### Prompt
Work out how many lines in the following entries contain the string "turban", and write only that number.

Items from a data source:

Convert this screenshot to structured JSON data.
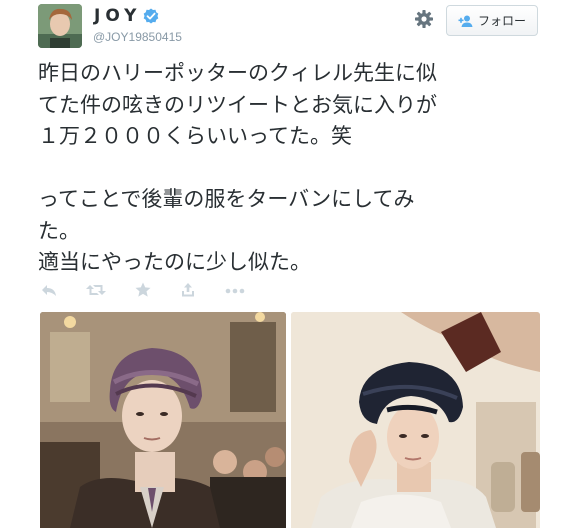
{
  "user": {
    "name": "JOY",
    "handle": "@JOY19850415"
  },
  "follow_button": {
    "label": "フォロー"
  },
  "tweet": {
    "lines": [
      "昨日のハリーポッターのクィレル先生に似",
      "てた件の呟きのリツイートとお気に入りが",
      "１万２０００くらいいってた。笑",
      "",
      "ってことで後輩の服をターバンにしてみ",
      "た。",
      "適当にやったのに少し似た。"
    ]
  },
  "actions": [
    {
      "icon": "reply-icon"
    },
    {
      "icon": "retweet-icon"
    },
    {
      "icon": "favorite-star-icon"
    },
    {
      "icon": "share-icon"
    },
    {
      "icon": "more-icon"
    }
  ],
  "colors": {
    "text": "#292f33",
    "muted": "#8899a6",
    "verified": "#55acee",
    "icon": "#ccd6dd"
  },
  "photos": [
    {
      "subject": "turban-portrait-left"
    },
    {
      "subject": "turban-portrait-right"
    }
  ]
}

### Response box
2